• **BRIEF**
Set down all of the records word for word.

• **SOURCE DATA**
******************************

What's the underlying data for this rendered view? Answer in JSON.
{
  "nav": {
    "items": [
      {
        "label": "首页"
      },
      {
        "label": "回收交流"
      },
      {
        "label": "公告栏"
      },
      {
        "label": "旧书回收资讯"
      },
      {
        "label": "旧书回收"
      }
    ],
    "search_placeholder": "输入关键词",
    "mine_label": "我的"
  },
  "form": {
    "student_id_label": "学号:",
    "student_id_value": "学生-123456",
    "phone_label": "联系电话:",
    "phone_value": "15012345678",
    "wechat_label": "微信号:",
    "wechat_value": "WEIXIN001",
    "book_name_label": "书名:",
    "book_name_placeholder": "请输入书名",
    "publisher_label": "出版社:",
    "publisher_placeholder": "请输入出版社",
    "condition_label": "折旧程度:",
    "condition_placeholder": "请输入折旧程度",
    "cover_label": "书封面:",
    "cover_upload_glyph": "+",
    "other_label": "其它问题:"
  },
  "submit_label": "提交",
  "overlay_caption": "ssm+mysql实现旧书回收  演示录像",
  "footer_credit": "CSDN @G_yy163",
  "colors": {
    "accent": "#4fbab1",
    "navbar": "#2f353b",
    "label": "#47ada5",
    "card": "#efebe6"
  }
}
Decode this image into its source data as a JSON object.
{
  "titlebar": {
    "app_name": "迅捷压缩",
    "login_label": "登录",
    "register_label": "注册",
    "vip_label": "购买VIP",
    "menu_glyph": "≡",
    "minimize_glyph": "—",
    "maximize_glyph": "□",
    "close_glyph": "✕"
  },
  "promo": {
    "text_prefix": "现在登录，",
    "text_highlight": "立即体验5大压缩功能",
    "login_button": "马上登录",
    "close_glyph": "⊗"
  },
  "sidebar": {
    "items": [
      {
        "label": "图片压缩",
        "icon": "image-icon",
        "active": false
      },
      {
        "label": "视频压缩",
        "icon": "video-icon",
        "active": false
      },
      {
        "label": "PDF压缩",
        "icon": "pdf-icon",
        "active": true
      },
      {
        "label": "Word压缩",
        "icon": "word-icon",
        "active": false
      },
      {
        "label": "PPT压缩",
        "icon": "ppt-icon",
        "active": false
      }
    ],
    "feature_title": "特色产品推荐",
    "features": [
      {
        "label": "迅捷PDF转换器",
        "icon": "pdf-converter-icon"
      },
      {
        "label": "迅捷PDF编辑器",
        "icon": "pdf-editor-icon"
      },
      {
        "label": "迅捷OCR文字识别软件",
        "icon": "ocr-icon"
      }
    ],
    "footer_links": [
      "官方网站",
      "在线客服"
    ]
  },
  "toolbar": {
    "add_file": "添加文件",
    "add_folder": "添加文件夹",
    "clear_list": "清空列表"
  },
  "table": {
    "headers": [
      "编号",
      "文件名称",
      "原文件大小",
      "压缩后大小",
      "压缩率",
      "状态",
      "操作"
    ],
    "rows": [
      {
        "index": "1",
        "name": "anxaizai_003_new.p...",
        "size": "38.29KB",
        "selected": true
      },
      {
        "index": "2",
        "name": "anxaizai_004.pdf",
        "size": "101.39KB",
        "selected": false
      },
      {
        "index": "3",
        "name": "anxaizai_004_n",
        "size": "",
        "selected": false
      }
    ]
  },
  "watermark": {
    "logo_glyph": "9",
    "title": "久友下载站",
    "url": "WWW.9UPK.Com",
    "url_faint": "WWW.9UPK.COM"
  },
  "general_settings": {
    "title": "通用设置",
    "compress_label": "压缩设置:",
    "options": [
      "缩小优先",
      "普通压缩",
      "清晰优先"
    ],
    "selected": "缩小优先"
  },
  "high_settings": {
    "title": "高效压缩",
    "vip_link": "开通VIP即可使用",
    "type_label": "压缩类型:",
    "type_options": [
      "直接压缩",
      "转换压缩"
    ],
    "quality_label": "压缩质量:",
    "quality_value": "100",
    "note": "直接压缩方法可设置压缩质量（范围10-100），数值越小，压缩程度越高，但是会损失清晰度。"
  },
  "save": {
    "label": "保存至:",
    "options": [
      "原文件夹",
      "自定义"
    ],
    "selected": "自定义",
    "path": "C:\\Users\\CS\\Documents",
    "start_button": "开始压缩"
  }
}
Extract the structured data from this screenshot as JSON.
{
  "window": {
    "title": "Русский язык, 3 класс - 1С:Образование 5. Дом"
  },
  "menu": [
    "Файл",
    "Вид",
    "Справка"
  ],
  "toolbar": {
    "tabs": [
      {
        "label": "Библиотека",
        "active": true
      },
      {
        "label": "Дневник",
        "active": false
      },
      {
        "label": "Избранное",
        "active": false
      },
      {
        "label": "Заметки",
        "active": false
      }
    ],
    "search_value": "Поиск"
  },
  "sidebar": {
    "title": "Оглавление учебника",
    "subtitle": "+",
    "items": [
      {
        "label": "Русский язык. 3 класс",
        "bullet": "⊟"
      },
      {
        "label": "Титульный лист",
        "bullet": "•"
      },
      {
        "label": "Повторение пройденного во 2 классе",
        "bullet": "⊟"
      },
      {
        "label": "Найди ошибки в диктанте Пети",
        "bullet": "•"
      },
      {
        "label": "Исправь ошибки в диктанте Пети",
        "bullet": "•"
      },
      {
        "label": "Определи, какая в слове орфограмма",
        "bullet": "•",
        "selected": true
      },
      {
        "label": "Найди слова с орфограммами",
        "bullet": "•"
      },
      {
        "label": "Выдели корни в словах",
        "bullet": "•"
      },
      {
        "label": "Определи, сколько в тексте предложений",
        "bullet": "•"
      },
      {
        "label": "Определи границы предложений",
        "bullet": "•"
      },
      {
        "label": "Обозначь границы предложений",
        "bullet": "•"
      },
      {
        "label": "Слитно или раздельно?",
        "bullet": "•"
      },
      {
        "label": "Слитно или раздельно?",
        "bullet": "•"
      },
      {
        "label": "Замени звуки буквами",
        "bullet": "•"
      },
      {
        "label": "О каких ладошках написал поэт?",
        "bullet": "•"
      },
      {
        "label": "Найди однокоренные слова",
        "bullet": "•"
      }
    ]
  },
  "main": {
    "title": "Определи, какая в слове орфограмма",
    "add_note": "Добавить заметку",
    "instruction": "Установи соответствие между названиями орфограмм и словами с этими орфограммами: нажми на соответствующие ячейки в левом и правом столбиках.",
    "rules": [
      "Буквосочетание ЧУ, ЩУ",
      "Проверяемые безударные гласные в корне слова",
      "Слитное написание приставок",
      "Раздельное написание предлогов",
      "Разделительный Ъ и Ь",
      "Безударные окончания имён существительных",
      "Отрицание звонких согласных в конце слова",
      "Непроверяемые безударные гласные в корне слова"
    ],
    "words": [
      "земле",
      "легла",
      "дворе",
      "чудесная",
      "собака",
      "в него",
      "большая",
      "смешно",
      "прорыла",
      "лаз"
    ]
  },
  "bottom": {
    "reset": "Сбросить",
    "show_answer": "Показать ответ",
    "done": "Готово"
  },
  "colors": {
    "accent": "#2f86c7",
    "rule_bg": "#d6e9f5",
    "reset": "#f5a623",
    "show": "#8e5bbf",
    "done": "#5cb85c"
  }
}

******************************

• **SOLVED EXERCISE**
What's the underlying data for this rendered view? Answer in JSON.
{
  "nav": {
    "items": [
      {
        "label": "首页"
      },
      {
        "label": "回收交流"
      },
      {
        "label": "公告栏"
      },
      {
        "label": "旧书回收资讯"
      },
      {
        "label": "旧书回收"
      }
    ],
    "search_placeholder": "输入关键词",
    "mine_label": "我的"
  },
  "form": {
    "student_id_label": "学号:",
    "student_id_value": "学生-123456",
    "phone_label": "联系电话:",
    "phone_value": "15012345678",
    "wechat_label": "微信号:",
    "wechat_value": "WEIXIN001",
    "book_name_label": "书名:",
    "book_name_placeholder": "请输入书名",
    "publisher_label": "出版社:",
    "publisher_placeholder": "请输入出版社",
    "condition_label": "折旧程度:",
    "condition_placeholder": "请输入折旧程度",
    "cover_label": "书封面:",
    "cover_upload_glyph": "+",
    "other_label": "其它问题:"
  },
  "submit_label": "提交",
  "overlay_caption": "ssm+mysql实现旧书回收  演示录像",
  "footer_credit": "CSDN @G_yy163",
  "colors": {
    "accent": "#4fbab1",
    "navbar": "#2f353b",
    "label": "#47ada5",
    "card": "#efebe6"
  }
}
Decode this image into its source data as a JSON object.
{
  "titlebar": {
    "app_name": "迅捷压缩",
    "login_label": "登录",
    "register_label": "注册",
    "vip_label": "购买VIP",
    "menu_glyph": "≡",
    "minimize_glyph": "—",
    "maximize_glyph": "□",
    "close_glyph": "✕"
  },
  "promo": {
    "text_prefix": "现在登录，",
    "text_highlight": "立即体验5大压缩功能",
    "login_button": "马上登录",
    "close_glyph": "⊗"
  },
  "sidebar": {
    "items": [
      {
        "label": "图片压缩",
        "icon": "image-icon",
        "active": false
      },
      {
        "label": "视频压缩",
        "icon": "video-icon",
        "active": false
      },
      {
        "label": "PDF压缩",
        "icon": "pdf-icon",
        "active": true
      },
      {
        "label": "Word压缩",
        "icon": "word-icon",
        "active": false
      },
      {
        "label": "PPT压缩",
        "icon": "ppt-icon",
        "active": false
      }
    ],
    "feature_title": "特色产品推荐",
    "features": [
      {
        "label": "迅捷PDF转换器",
        "icon": "pdf-converter-icon"
      },
      {
        "label": "迅捷PDF编辑器",
        "icon": "pdf-editor-icon"
      },
      {
        "label": "迅捷OCR文字识别软件",
        "icon": "ocr-icon"
      }
    ],
    "footer_links": [
      "官方网站",
      "在线客服"
    ]
  },
  "toolbar": {
    "add_file": "添加文件",
    "add_folder": "添加文件夹",
    "clear_list": "清空列表"
  },
  "table": {
    "headers": [
      "编号",
      "文件名称",
      "原文件大小",
      "压缩后大小",
      "压缩率",
      "状态",
      "操作"
    ],
    "rows": [
      {
        "index": "1",
        "name": "anxaizai_003_new.p...",
        "size": "38.29KB",
        "selected": true
      },
      {
        "index": "2",
        "name": "anxaizai_004.pdf",
        "size": "101.39KB",
        "selected": false
      },
      {
        "index": "3",
        "name": "anxaizai_004_n",
        "size": "",
        "selected": false
      }
    ]
  },
  "watermark": {
    "logo_glyph": "9",
    "title": "久友下载站",
    "url": "WWW.9UPK.Com",
    "url_faint": "WWW.9UPK.COM"
  },
  "general_settings": {
    "title": "通用设置",
    "compress_label": "压缩设置:",
    "options": [
      "缩小优先",
      "普通压缩",
      "清晰优先"
    ],
    "selected": "缩小优先"
  },
  "high_settings": {
    "title": "高效压缩",
    "vip_link": "开通VIP即可使用",
    "type_label": "压缩类型:",
    "type_options": [
      "直接压缩",
      "转换压缩"
    ],
    "quality_label": "压缩质量:",
    "quality_value": "100",
    "note": "直接压缩方法可设置压缩质量（范围10-100），数值越小，压缩程度越高，但是会损失清晰度。"
  },
  "save": {
    "label": "保存至:",
    "options": [
      "原文件夹",
      "自定义"
    ],
    "selected": "自定义",
    "path": "C:\\Users\\CS\\Documents",
    "start_button": "开始压缩"
  }
}
Extract the structured data from this screenshot as JSON.
{
  "window": {
    "title": "Русский язык, 3 класс - 1С:Образование 5. Дом"
  },
  "menu": [
    "Файл",
    "Вид",
    "Справка"
  ],
  "toolbar": {
    "tabs": [
      {
        "label": "Библиотека",
        "active": true
      },
      {
        "label": "Дневник",
        "active": false
      },
      {
        "label": "Избранное",
        "active": false
      },
      {
        "label": "Заметки",
        "active": false
      }
    ],
    "search_value": "Поиск"
  },
  "sidebar": {
    "title": "Оглавление учебника",
    "subtitle": "+",
    "items": [
      {
        "label": "Русский язык. 3 класс",
        "bullet": "⊟"
      },
      {
        "label": "Титульный лист",
        "bullet": "•"
      },
      {
        "label": "Повторение пройденного во 2 классе",
        "bullet": "⊟"
      },
      {
        "label": "Найди ошибки в диктанте Пети",
        "bullet": "•"
      },
      {
        "label": "Исправь ошибки в диктанте Пети",
        "bullet": "•"
      },
      {
        "label": "Определи, какая в слове орфограмма",
        "bullet": "•",
        "selected": true
      },
      {
        "label": "Найди слова с орфограммами",
        "bullet": "•"
      },
      {
        "label": "Выдели корни в словах",
        "bullet": "•"
      },
      {
        "label": "Определи, сколько в тексте предложений",
        "bullet": "•"
      },
      {
        "label": "Определи границы предложений",
        "bullet": "•"
      },
      {
        "label": "Обозначь границы предложений",
        "bullet": "•"
      },
      {
        "label": "Слитно или раздельно?",
        "bullet": "•"
      },
      {
        "label": "Слитно или раздельно?",
        "bullet": "•"
      },
      {
        "label": "Замени звуки буквами",
        "bullet": "•"
      },
      {
        "label": "О каких ладошках написал поэт?",
        "bullet": "•"
      },
      {
        "label": "Найди однокоренные слова",
        "bullet": "•"
      }
    ]
  },
  "main": {
    "title": "Определи, какая в слове орфограмма",
    "add_note": "Добавить заметку",
    "instruction": "Установи соответствие между названиями орфограмм и словами с этими орфограммами: нажми на соответствующие ячейки в левом и правом столбиках.",
    "rules": [
      "Буквосочетание ЧУ, ЩУ",
      "Проверяемые безударные гласные в корне слова",
      "Слитное написание приставок",
      "Раздельное написание предлогов",
      "Разделительный Ъ и Ь",
      "Безударные окончания имён существительных",
      "Отрицание звонких согласных в конце слова",
      "Непроверяемые безударные гласные в корне слова"
    ],
    "words": [
      "земле",
      "легла",
      "дворе",
      "чудесная",
      "собака",
      "в него",
      "большая",
      "смешно",
      "прорыла",
      "лаз"
    ]
  },
  "bottom": {
    "reset": "Сбросить",
    "show_answer": "Показать ответ",
    "done": "Готово"
  },
  "colors": {
    "accent": "#2f86c7",
    "rule_bg": "#d6e9f5",
    "reset": "#f5a623",
    "show": "#8e5bbf",
    "done": "#5cb85c"
  }
}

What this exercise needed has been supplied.